Claire Carberry, Private Client Solicitor looks at the ever evolving family structure and whether legislation has kept pace with the changes to the way we live together.
New research published by the Society of Trust and Estate Practitioners (STEP), the global professional association for practitioners advising families across generations, has highlighted a significant increase in ‘blended families’. Large numbers of advisers had seen an increase in multi-jurisdictional families; cohabiting families; and mixed-ethnicity families. More than half had seen an increase in same-sex relationships and non-biological children in the families they advise.
These findings are perhaps not surprising as ‘traditional’ family structures have become less common. Even a quick glance at my own wider family shows step-children, foster children, cross-border and same-sex relationships, previously-unheard-of children, co-habitees and, sadly, warring factions.

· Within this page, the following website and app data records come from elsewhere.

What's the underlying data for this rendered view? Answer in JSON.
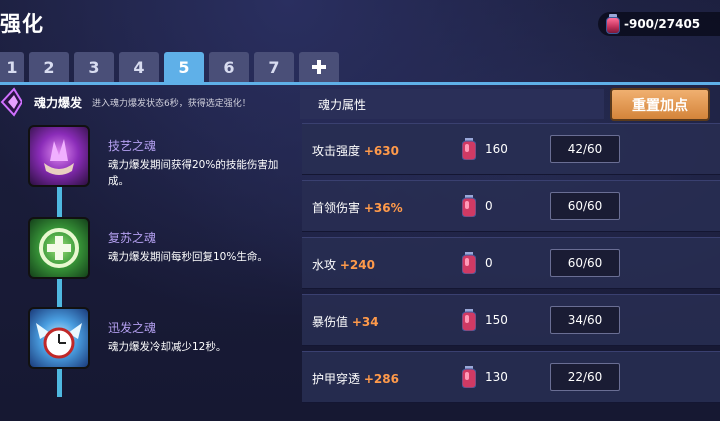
{
  "header": {
    "title": "强化",
    "currency_value": "-900/27405"
  },
  "tabs": [
    "1",
    "2",
    "3",
    "4",
    "5",
    "6",
    "7"
  ],
  "active_tab": "5",
  "burst": {
    "name": "魂力爆发",
    "description": "进入魂力爆发状态6秒，获得选定强化！"
  },
  "souls": [
    {
      "name": "技艺之魂",
      "description": "魂力爆发期间获得20%的技能伤害加成。",
      "icon": "purple-crystal-icon"
    },
    {
      "name": "复苏之魂",
      "description": "魂力爆发期间每秒回复10%生命。",
      "icon": "green-heal-icon"
    },
    {
      "name": "迅发之魂",
      "description": "魂力爆发冷却减少12秒。",
      "icon": "blue-clock-icon"
    }
  ],
  "attributes": {
    "header_label": "魂力属性",
    "reset_label": "重置加点",
    "rows": [
      {
        "name": "攻击强度",
        "bonus": "+630",
        "cost": "160",
        "level": "42/60"
      },
      {
        "name": "首领伤害",
        "bonus": "+36%",
        "cost": "0",
        "level": "60/60"
      },
      {
        "name": "水攻",
        "bonus": "+240",
        "cost": "0",
        "level": "60/60"
      },
      {
        "name": "暴伤值",
        "bonus": "+34",
        "cost": "150",
        "level": "34/60"
      },
      {
        "name": "护甲穿透",
        "bonus": "+286",
        "cost": "130",
        "level": "22/60"
      }
    ]
  },
  "colors": {
    "accent": "#5fb0e8",
    "bonus": "#ff9a4a",
    "reset_button": "#e09a56",
    "soul_name": "#b4a0f0"
  }
}
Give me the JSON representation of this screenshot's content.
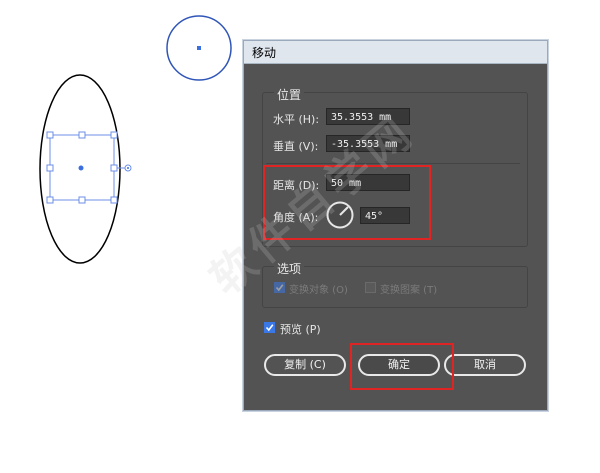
{
  "dialog": {
    "title": "移动",
    "position_group": {
      "label": "位置",
      "horizontal_label": "水平 (H):",
      "horizontal_value": "35.3553 mm",
      "vertical_label": "垂直 (V):",
      "vertical_value": "-35.3553 mm",
      "distance_label": "距离 (D):",
      "distance_value": "50 mm",
      "angle_label": "角度 (A):",
      "angle_value": "45°"
    },
    "options_group": {
      "label": "选项",
      "transform_objects_label": "变换对象 (O)",
      "transform_objects_checked": true,
      "transform_patterns_label": "变换图案 (T)",
      "transform_patterns_checked": false
    },
    "preview_label": "预览 (P)",
    "preview_checked": true,
    "copy_button": "复制 (C)",
    "ok_button": "确定",
    "cancel_button": "取消"
  },
  "colors": {
    "dialog_bg": "#535353",
    "field_bg": "#383838",
    "selection_blue": "#3b6fe0",
    "highlight_red": "#e02424"
  },
  "watermark": "软件自学网"
}
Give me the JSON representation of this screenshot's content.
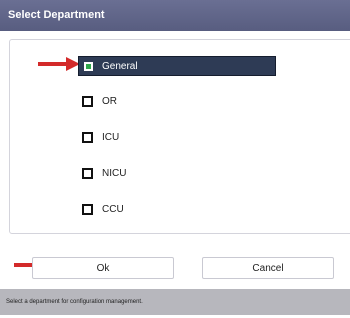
{
  "window": {
    "title": "Select Department"
  },
  "departments": [
    {
      "label": "General",
      "selected": true
    },
    {
      "label": "OR",
      "selected": false
    },
    {
      "label": "ICU",
      "selected": false
    },
    {
      "label": "NICU",
      "selected": false
    },
    {
      "label": "CCU",
      "selected": false
    }
  ],
  "buttons": {
    "ok_label": "Ok",
    "cancel_label": "Cancel"
  },
  "status": {
    "text": "Select a department for configuration management."
  },
  "colors": {
    "titlebar": "#5f6488",
    "selected_bg": "#2e3b55",
    "arrow": "#d32a2a",
    "status_bg": "#b7b7bd"
  },
  "icons": {
    "pointer": "red-arrow-icon"
  }
}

Much of our legislation, however, still follows and upholds the concept of the traditional domestic family structure. Co-habitees still have little in the way of protection and the legal definitions of children and other family members are both inconsistent and discriminatory. In addition, those families with international elements often struggle to reconcile the legal and cultural differences across jurisdictions. It’s dangerous to assume that the law has moved on in the same way.
Planning is vital – even where, arguably, the family is not particularly wealthy. No-one has a magic wand that makes everyone happy, however, acknowledging complex and difficult family structures and relationships can help minimise the risk of conflict in the future. Clear, early, open and ongoing communication and advice from a variety of advisors can help iron out potential issues and provide a structure should conflict arise.
No two families are the same – each will have their own ‘issues’ and will need their own ‘solutions’. As the legislation shows, one size certainly does not fit all. What you want might not be what you need and a little time and advice now may help avoid more costs and complexity in the future. Hopefully it will also keep your family together, regardless of its structure.
If you have a complex family and would like to plan for the future to ensure that your loved ones are protected, please get in touch with us. Our experienced team of Private Client Solicitors will guide you through Estate Planning which can include lifetime gifting, tax advice, asset protection and planning for later life and death. We advise individuals in both short term and long term planning and try to help you plan and manage your assets throughout your life, with the greatest amount of flexibility.
Please visit https://www.step.org/research-reports/modern-families to download a copy of the STEP research report, “Meeting the Needs of Modern Families”.